(CNSNews.com) – The Kremlin is shrugging off a price cap on Russian oil exports, saying the move – an attempt by the G7 to limit Moscow’s oil profits in response to its invasion of Ukraine – will not affect its “special military operation.”
The decision by the Group of Seven leading industrialized democracies, backed by the European Union and Australia, seeks to stop countries from paying more than $60 a barrel for seaborne Russian crude oil. The aim is to reduce the Kremlin’s ability to fund its war while preserving global market stability by keeping oil flowing, at a discounted price.
The price cap came into effect on Monday (with a 45-day grace period to allow for shipments already underway), alongside another measure targeting Russian energy in response to the war – an E.U.-wide embargo on Russia’s seaborne oil exports.
“The economy of the Russian Federation has the necessary capacity to meet all the needs and requirements of the special military operation,” Kremlin spokesman Dmitry Peskov told journalists in Moscow, using Russia’s euphemistic term for the invasion launched last February. “These measures will have no impact [on the operation] whatsoever.”
Peskov added, however, that the punitive measures would “undoubtedly have an impact on the stability of the global energy market.”
The Brent crude benchmark rose by 2.3 percent to $88.05 a barrel on Monday, then dropped by 6.1 percent to $82.68, before rising slightly to $83.47.
Russia, the world’s second-largest oil producer, warned earlier that it would not sell its oil under the G7-imposed price cap, even if it is compelled to cut production.

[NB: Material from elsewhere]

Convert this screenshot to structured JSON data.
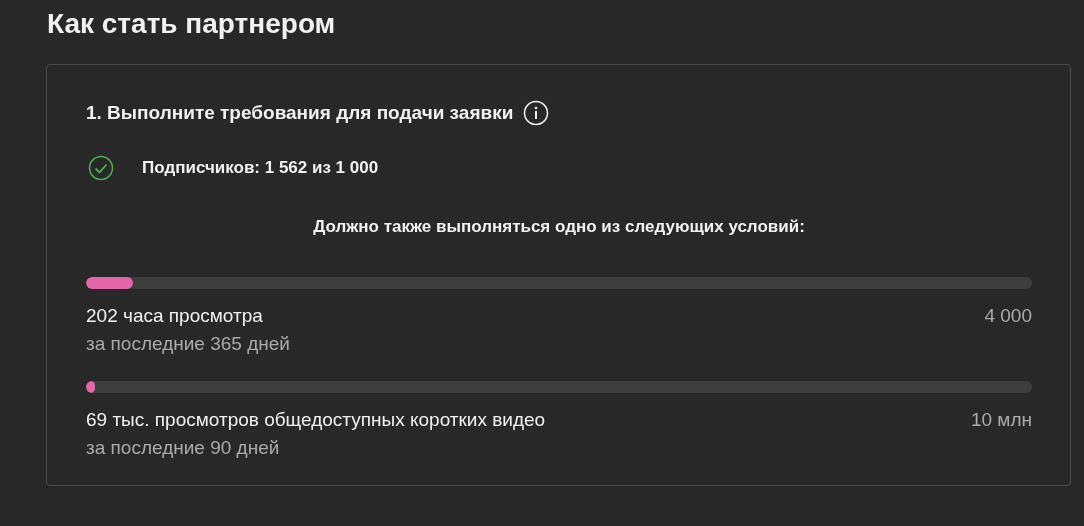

Before Russia invaded Ukraine, European nations accounted for more than half of its oil exports. As they have moved to reduce their reliance on Russian energy, more of the exports have shifted to countries like China, India, and Turkey.
In a bid to enforce the price cap G7 and E.U.-based insurance and shipping firms will not be allowed to provide services or cover to vessels carrying Russian oil to non-Western countries that is priced higher than the $60 cap.
The oil price cap initiative has been under consideration since early September. The G7 proposed a $65-70 a barrel cap, but some eastern flank E.U. members pushed for a lower level.
Poland held out for agreement on a mechanism to review the level periodically to ensure the cap remains at least five percent lower than the average market price at any given time, as determined by the International Energy Agency. Final approval came on Friday.
The Ukrainian government expressed disappointment that the cap was not set even lower than $60, with President Volodymyr Zelenskyy calling the measure inadequate and “weak.”
Notwithstanding the differences over the level agreed upon, White House Press Secretary Karine Jean-Pierre on Monday called the decision “an important step forward” and said it “demonstrates the unity that United States and our allies and partners have.”
The White House has argued that a $60 cap is appropriate, because it is comparable to prices Russia sold its oil at before it invaded Ukraine, and “high enough to maintain a clear economic incentive for Russia to continue selling oil on global markets.”
Peskov’s nonchalant tone on Monday contrasts with the Kremlin’s reaction when the G7 first announced the price cap plan in the fall. Putin then called the move an “absolutely stupid decision,” and vowed to retaliate by stopping all energy supplies to Europe.
The state gas giant Gazprom, which over the summer had already significantly reduced the flow of natural gas to Europe through the Nord Stream 1 pipeline, announced an indefinite halt, citing technical difficulties.
Weeks later, mystery explosions damaged the pipeline on the Baltic Sea bed in a suspected act of sabotage, prompting exchanges of accusations from Russia and the West.